- [WHAT THE TASK REQUIRES]:
A verbatim copy of all the data is required; the pictures should not appear in it.

- [EXERCISE INPUTS]:
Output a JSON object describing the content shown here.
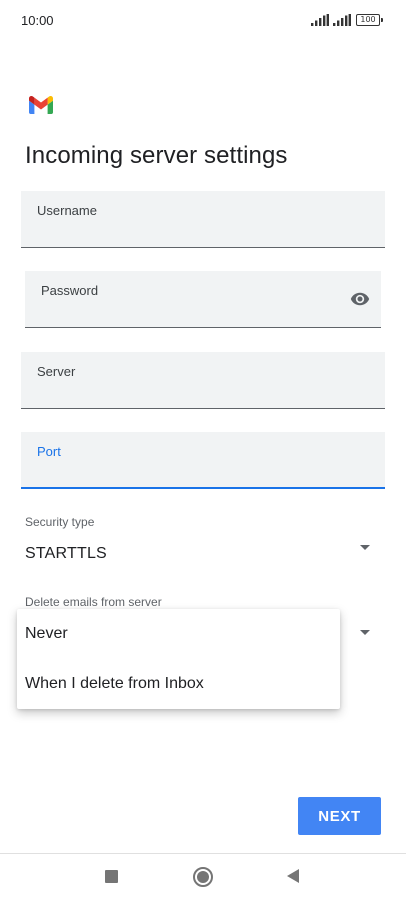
{
  "status_bar": {
    "time": "10:00",
    "battery": "100",
    "icons": [
      "signal-icon",
      "signal-icon",
      "battery-icon"
    ]
  },
  "app": {
    "logo": "gmail-logo-icon",
    "title": "Incoming server settings"
  },
  "form": {
    "username": {
      "label": "Username",
      "value": ""
    },
    "password": {
      "label": "Password",
      "value": "",
      "toggle_icon": "eye-icon"
    },
    "server": {
      "label": "Server",
      "value": ""
    },
    "port": {
      "label": "Port",
      "value": "",
      "focused": true
    },
    "security_type": {
      "label": "Security type",
      "value": "STARTTLS",
      "icon": "dropdown-arrow-icon"
    },
    "delete_emails": {
      "label": "Delete emails from server",
      "icon": "dropdown-arrow-icon",
      "options": [
        "Never",
        "When I delete from Inbox"
      ]
    }
  },
  "actions": {
    "next_label": "NEXT"
  },
  "nav_bar": {
    "icons": [
      "recents-square-icon",
      "home-circle-icon",
      "back-triangle-icon"
    ]
  },
  "colors": {
    "accent": "#1a73e8",
    "button": "#4285f4",
    "field_bg": "#f1f3f4"
  }
}
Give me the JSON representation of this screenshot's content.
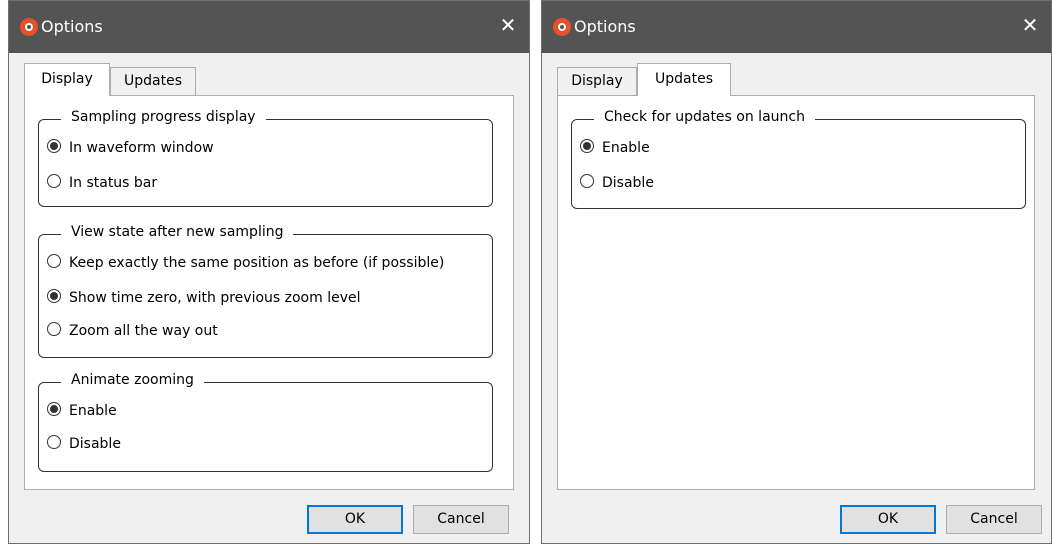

- [SOLUTION TO THE EXERCISE]:
Output a JSON object describing the content shown here.
{
  "status_bar": {
    "time": "10:00",
    "battery": "100",
    "icons": [
      "signal-icon",
      "signal-icon",
      "battery-icon"
    ]
  },
  "app": {
    "logo": "gmail-logo-icon",
    "title": "Incoming server settings"
  },
  "form": {
    "username": {
      "label": "Username",
      "value": ""
    },
    "password": {
      "label": "Password",
      "value": "",
      "toggle_icon": "eye-icon"
    },
    "server": {
      "label": "Server",
      "value": ""
    },
    "port": {
      "label": "Port",
      "value": "",
      "focused": true
    },
    "security_type": {
      "label": "Security type",
      "value": "STARTTLS",
      "icon": "dropdown-arrow-icon"
    },
    "delete_emails": {
      "label": "Delete emails from server",
      "icon": "dropdown-arrow-icon",
      "options": [
        "Never",
        "When I delete from Inbox"
      ]
    }
  },
  "actions": {
    "next_label": "NEXT"
  },
  "nav_bar": {
    "icons": [
      "recents-square-icon",
      "home-circle-icon",
      "back-triangle-icon"
    ]
  },
  "colors": {
    "accent": "#1a73e8",
    "button": "#4285f4",
    "field_bg": "#f1f3f4"
  }
}
Give me the JSON representation of this screenshot's content.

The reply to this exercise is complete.